Top of EXTRACTED INFORMATION

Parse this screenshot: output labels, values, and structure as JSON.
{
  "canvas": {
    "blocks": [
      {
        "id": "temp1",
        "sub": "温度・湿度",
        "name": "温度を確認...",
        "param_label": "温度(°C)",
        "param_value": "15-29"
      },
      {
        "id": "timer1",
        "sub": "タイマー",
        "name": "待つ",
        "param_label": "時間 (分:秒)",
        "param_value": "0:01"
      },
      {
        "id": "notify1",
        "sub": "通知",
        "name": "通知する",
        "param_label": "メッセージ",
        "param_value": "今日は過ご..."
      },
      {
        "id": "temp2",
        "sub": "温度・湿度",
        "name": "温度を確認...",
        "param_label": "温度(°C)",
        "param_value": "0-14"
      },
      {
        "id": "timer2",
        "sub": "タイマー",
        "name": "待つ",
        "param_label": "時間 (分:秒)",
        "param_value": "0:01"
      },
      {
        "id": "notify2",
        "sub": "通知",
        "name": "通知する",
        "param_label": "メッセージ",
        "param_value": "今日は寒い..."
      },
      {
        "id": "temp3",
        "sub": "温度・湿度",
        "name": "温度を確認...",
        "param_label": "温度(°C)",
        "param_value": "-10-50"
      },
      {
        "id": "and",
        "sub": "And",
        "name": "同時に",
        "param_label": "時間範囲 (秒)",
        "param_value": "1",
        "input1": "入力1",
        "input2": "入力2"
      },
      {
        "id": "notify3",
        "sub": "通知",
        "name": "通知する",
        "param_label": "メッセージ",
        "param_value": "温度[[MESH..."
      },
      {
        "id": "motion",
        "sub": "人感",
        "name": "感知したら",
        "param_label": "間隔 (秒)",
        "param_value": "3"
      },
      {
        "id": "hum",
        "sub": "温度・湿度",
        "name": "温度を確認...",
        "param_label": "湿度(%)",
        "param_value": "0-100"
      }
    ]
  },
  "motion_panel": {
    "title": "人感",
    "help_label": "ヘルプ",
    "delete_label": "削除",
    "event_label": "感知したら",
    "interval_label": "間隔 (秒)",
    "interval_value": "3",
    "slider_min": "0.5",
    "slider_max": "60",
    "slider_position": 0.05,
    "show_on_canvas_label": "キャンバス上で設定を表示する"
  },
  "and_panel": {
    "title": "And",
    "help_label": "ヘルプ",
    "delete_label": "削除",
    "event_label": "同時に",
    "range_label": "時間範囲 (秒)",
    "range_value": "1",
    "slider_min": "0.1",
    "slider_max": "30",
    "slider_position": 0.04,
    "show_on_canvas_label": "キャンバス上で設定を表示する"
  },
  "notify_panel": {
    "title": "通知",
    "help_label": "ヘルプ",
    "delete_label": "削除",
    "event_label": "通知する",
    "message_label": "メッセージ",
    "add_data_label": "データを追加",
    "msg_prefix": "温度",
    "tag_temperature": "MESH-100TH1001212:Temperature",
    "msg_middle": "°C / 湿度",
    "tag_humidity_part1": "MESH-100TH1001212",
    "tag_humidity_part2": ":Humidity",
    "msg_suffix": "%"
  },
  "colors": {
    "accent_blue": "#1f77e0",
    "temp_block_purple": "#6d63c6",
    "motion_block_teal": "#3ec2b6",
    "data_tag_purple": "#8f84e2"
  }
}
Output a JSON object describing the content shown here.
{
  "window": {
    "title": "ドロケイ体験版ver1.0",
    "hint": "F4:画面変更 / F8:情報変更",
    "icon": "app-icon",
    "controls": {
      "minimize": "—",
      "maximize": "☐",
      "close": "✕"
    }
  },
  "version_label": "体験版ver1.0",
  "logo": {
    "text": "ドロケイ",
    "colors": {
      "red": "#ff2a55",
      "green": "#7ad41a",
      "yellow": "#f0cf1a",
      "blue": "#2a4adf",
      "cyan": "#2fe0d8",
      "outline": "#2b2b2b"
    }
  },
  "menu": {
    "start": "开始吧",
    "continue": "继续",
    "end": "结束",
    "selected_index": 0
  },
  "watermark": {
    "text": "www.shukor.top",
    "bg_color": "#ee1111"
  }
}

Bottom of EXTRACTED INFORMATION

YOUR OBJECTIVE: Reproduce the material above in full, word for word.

WRITTEN RESPONSE:
Parse this screenshot: output labels, values, and structure as JSON.
{
  "canvas": {
    "blocks": [
      {
        "id": "temp1",
        "sub": "温度・湿度",
        "name": "温度を確認...",
        "param_label": "温度(°C)",
        "param_value": "15-29"
      },
      {
        "id": "timer1",
        "sub": "タイマー",
        "name": "待つ",
        "param_label": "時間 (分:秒)",
        "param_value": "0:01"
      },
      {
        "id": "notify1",
        "sub": "通知",
        "name": "通知する",
        "param_label": "メッセージ",
        "param_value": "今日は過ご..."
      },
      {
        "id": "temp2",
        "sub": "温度・湿度",
        "name": "温度を確認...",
        "param_label": "温度(°C)",
        "param_value": "0-14"
      },
      {
        "id": "timer2",
        "sub": "タイマー",
        "name": "待つ",
        "param_label": "時間 (分:秒)",
        "param_value": "0:01"
      },
      {
        "id": "notify2",
        "sub": "通知",
        "name": "通知する",
        "param_label": "メッセージ",
        "param_value": "今日は寒い..."
      },
      {
        "id": "temp3",
        "sub": "温度・湿度",
        "name": "温度を確認...",
        "param_label": "温度(°C)",
        "param_value": "-10-50"
      },
      {
        "id": "and",
        "sub": "And",
        "name": "同時に",
        "param_label": "時間範囲 (秒)",
        "param_value": "1",
        "input1": "入力1",
        "input2": "入力2"
      },
      {
        "id": "notify3",
        "sub": "通知",
        "name": "通知する",
        "param_label": "メッセージ",
        "param_value": "温度[[MESH..."
      },
      {
        "id": "motion",
        "sub": "人感",
        "name": "感知したら",
        "param_label": "間隔 (秒)",
        "param_value": "3"
      },
      {
        "id": "hum",
        "sub": "温度・湿度",
        "name": "温度を確認...",
        "param_label": "湿度(%)",
        "param_value": "0-100"
      }
    ]
  },
  "motion_panel": {
    "title": "人感",
    "help_label": "ヘルプ",
    "delete_label": "削除",
    "event_label": "感知したら",
    "interval_label": "間隔 (秒)",
    "interval_value": "3",
    "slider_min": "0.5",
    "slider_max": "60",
    "slider_position": 0.05,
    "show_on_canvas_label": "キャンバス上で設定を表示する"
  },
  "and_panel": {
    "title": "And",
    "help_label": "ヘルプ",
    "delete_label": "削除",
    "event_label": "同時に",
    "range_label": "時間範囲 (秒)",
    "range_value": "1",
    "slider_min": "0.1",
    "slider_max": "30",
    "slider_position": 0.04,
    "show_on_canvas_label": "キャンバス上で設定を表示する"
  },
  "notify_panel": {
    "title": "通知",
    "help_label": "ヘルプ",
    "delete_label": "削除",
    "event_label": "通知する",
    "message_label": "メッセージ",
    "add_data_label": "データを追加",
    "msg_prefix": "温度",
    "tag_temperature": "MESH-100TH1001212:Temperature",
    "msg_middle": "°C / 湿度",
    "tag_humidity_part1": "MESH-100TH1001212",
    "tag_humidity_part2": ":Humidity",
    "msg_suffix": "%"
  },
  "colors": {
    "accent_blue": "#1f77e0",
    "temp_block_purple": "#6d63c6",
    "motion_block_teal": "#3ec2b6",
    "data_tag_purple": "#8f84e2"
  }
}
Output a JSON object describing the content shown here.
{
  "window": {
    "title": "ドロケイ体験版ver1.0",
    "hint": "F4:画面変更 / F8:情報変更",
    "icon": "app-icon",
    "controls": {
      "minimize": "—",
      "maximize": "☐",
      "close": "✕"
    }
  },
  "version_label": "体験版ver1.0",
  "logo": {
    "text": "ドロケイ",
    "colors": {
      "red": "#ff2a55",
      "green": "#7ad41a",
      "yellow": "#f0cf1a",
      "blue": "#2a4adf",
      "cyan": "#2fe0d8",
      "outline": "#2b2b2b"
    }
  },
  "menu": {
    "start": "开始吧",
    "continue": "继续",
    "end": "结束",
    "selected_index": 0
  },
  "watermark": {
    "text": "www.shukor.top",
    "bg_color": "#ee1111"
  }
}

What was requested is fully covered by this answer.